Data section:
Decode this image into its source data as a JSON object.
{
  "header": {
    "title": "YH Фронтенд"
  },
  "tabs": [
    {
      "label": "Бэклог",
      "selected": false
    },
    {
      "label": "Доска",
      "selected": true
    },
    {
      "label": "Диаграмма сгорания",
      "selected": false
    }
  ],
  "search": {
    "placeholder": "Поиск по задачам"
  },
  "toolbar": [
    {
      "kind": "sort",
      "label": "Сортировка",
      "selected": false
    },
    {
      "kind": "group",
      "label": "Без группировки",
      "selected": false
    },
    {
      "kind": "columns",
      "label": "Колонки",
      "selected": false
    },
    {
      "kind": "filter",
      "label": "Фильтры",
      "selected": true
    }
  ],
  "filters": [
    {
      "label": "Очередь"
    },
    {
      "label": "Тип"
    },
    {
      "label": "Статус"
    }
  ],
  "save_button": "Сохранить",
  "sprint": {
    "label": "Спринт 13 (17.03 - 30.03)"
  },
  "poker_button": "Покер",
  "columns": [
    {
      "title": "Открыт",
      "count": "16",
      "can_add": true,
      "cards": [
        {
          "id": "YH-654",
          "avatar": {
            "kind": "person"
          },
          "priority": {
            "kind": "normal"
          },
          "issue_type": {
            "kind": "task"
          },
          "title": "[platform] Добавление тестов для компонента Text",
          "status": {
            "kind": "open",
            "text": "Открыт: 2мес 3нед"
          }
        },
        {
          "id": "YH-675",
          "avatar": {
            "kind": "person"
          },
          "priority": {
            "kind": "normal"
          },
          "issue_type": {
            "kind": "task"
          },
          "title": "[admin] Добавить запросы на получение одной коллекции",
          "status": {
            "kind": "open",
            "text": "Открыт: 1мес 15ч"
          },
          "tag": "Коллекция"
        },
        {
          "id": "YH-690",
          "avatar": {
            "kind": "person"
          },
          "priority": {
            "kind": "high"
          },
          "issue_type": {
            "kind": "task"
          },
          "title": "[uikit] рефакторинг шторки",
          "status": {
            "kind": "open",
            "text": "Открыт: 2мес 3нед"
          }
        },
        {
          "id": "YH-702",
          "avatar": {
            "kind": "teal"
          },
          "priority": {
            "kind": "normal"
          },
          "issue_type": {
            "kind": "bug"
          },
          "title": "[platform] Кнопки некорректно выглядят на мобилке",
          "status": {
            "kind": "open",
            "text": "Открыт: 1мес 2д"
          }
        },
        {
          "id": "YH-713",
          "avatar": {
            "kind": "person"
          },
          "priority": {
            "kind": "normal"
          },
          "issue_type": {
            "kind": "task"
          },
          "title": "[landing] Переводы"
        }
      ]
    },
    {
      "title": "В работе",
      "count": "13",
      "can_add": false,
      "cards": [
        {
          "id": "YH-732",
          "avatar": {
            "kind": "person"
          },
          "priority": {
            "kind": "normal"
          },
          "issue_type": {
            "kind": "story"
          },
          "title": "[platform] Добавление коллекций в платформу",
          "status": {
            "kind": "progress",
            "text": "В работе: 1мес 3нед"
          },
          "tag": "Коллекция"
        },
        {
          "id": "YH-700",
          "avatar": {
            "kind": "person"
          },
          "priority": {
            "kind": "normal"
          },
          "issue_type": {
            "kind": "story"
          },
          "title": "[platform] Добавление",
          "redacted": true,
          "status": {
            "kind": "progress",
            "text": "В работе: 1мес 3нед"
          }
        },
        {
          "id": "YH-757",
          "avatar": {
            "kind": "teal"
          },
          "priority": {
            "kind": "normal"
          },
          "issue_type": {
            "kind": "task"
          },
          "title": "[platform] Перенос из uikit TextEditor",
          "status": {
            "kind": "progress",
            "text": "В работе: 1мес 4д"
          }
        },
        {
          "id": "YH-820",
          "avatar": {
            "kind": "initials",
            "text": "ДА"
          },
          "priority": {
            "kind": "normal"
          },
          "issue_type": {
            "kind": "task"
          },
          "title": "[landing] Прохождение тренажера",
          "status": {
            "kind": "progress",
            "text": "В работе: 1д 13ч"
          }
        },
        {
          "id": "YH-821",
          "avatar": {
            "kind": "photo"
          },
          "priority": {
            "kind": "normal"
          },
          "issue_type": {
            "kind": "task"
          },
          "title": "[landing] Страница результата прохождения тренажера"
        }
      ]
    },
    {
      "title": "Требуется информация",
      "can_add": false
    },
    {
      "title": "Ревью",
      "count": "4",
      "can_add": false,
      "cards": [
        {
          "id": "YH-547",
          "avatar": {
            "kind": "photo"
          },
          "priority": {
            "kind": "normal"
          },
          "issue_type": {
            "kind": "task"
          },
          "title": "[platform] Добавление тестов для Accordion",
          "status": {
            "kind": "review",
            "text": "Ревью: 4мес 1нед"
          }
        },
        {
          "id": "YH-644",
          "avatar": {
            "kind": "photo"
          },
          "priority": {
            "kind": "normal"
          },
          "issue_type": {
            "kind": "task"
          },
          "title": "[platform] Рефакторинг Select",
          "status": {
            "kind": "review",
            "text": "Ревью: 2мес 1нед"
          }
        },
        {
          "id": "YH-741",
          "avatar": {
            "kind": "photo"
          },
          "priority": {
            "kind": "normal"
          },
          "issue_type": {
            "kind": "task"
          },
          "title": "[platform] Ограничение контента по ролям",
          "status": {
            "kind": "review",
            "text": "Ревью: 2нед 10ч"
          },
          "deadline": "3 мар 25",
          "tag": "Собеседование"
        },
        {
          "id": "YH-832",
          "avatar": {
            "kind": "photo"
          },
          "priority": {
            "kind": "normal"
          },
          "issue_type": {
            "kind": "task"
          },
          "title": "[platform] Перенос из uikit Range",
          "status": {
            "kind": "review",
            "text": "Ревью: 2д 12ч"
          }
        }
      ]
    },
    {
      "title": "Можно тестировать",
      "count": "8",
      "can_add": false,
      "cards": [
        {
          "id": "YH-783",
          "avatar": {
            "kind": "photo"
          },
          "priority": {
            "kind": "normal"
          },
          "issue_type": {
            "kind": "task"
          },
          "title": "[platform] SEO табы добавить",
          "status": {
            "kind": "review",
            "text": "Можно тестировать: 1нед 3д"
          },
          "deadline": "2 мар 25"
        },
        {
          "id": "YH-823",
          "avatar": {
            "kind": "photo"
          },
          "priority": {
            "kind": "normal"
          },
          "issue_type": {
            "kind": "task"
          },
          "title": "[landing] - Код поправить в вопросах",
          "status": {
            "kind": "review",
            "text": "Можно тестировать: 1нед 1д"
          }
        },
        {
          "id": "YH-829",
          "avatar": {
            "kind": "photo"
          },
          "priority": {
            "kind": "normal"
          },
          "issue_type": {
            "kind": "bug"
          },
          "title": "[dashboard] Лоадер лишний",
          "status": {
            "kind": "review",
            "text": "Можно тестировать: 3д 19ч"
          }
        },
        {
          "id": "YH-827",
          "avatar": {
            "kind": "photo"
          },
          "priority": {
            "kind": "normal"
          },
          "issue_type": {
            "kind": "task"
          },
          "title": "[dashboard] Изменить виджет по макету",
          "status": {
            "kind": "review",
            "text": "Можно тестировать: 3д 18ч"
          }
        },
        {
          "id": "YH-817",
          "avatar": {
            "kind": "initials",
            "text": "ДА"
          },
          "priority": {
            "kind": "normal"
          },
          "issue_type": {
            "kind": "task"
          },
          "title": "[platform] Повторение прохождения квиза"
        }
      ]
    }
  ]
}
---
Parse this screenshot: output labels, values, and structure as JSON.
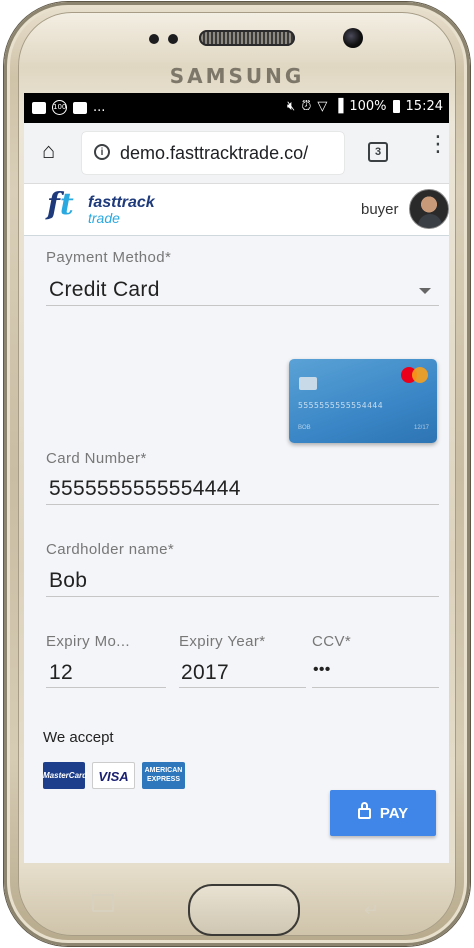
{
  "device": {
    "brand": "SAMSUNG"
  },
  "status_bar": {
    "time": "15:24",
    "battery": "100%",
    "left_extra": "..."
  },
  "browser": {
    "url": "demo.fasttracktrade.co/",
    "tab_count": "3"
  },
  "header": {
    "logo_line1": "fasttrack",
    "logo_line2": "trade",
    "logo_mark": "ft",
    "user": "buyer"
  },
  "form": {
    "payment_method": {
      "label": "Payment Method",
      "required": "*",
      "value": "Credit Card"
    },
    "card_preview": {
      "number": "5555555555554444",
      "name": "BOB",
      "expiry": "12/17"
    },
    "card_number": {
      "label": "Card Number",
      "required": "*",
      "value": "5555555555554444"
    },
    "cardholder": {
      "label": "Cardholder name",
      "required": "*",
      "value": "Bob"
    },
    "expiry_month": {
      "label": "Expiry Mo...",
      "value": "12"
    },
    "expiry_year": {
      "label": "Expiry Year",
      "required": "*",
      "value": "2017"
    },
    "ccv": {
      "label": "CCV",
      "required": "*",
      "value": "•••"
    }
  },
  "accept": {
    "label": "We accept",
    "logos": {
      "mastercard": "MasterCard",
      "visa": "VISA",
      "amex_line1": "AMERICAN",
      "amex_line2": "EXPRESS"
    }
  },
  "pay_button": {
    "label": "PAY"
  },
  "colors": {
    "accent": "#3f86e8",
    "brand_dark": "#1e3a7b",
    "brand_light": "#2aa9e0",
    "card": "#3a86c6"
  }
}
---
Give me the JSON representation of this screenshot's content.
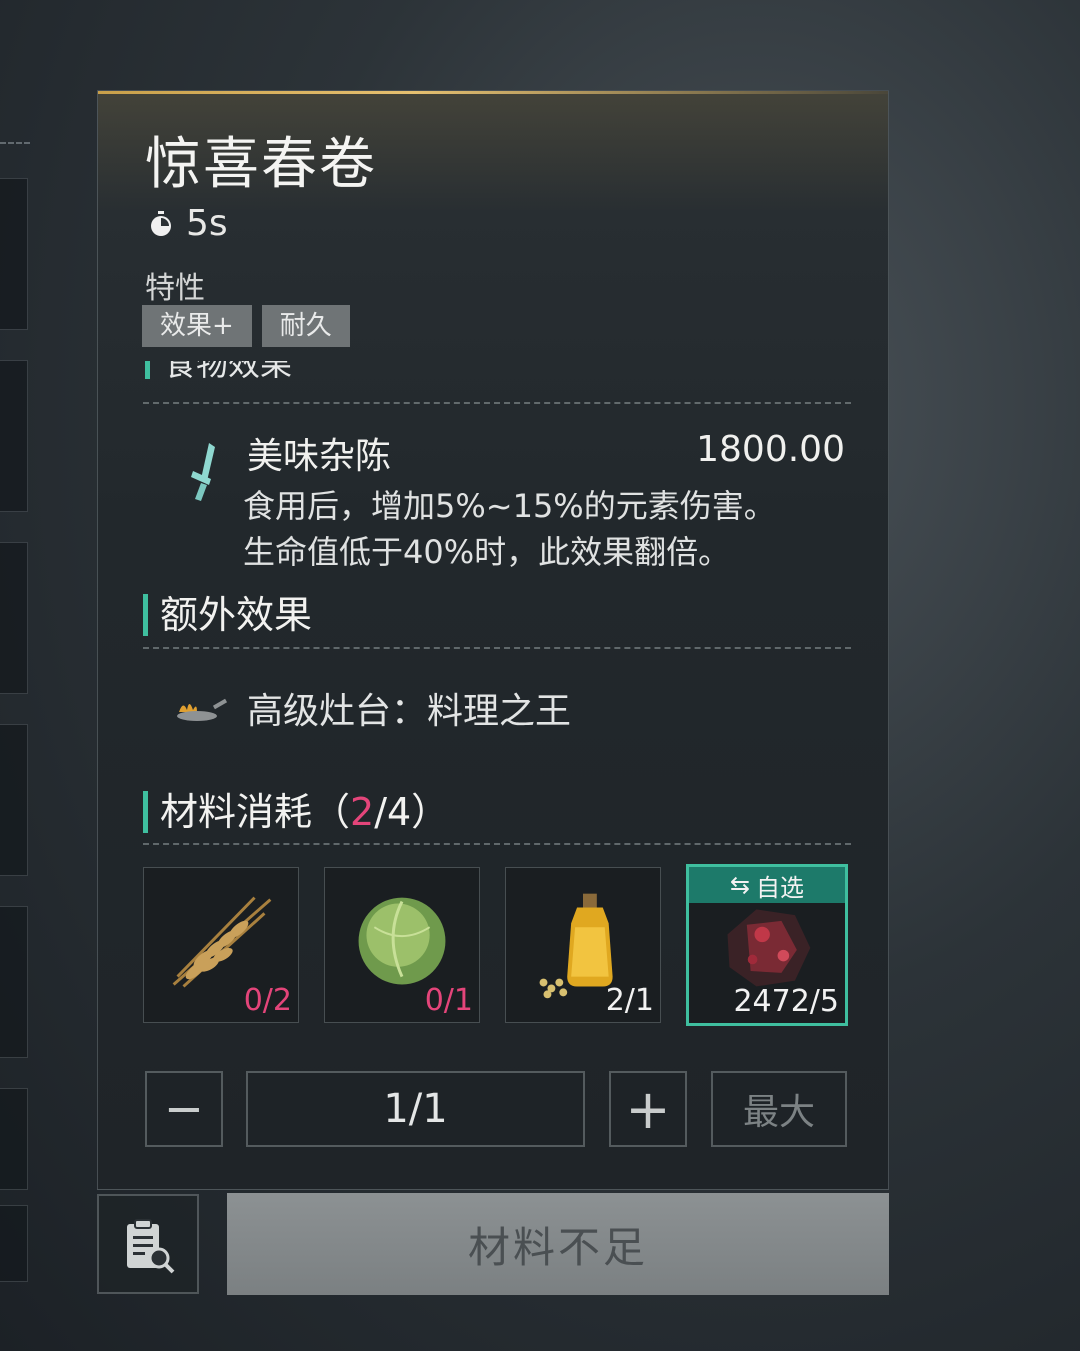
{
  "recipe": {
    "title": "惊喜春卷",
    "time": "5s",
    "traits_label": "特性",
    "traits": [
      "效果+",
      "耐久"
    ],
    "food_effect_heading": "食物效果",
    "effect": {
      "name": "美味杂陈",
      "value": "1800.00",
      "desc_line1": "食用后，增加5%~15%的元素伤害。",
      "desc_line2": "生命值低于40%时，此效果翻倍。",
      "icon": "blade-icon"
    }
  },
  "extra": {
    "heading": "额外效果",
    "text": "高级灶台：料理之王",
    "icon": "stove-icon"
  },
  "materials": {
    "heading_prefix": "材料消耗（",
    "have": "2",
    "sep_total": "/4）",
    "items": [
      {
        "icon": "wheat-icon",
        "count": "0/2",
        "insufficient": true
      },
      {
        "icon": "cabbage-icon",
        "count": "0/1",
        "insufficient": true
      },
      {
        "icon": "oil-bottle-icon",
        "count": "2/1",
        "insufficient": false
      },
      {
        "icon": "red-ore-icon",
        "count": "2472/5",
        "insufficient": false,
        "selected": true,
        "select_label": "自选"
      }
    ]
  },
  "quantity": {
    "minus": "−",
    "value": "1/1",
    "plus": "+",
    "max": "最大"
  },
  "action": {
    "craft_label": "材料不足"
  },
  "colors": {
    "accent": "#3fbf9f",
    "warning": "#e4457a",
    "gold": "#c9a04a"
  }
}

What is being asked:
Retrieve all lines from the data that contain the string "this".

Exercise answer:
Decode this image into its source data as a JSON object.
Parse this screenshot: output labels, values, and structure as JSON.
Give me the JSON representation of this screenshot's content.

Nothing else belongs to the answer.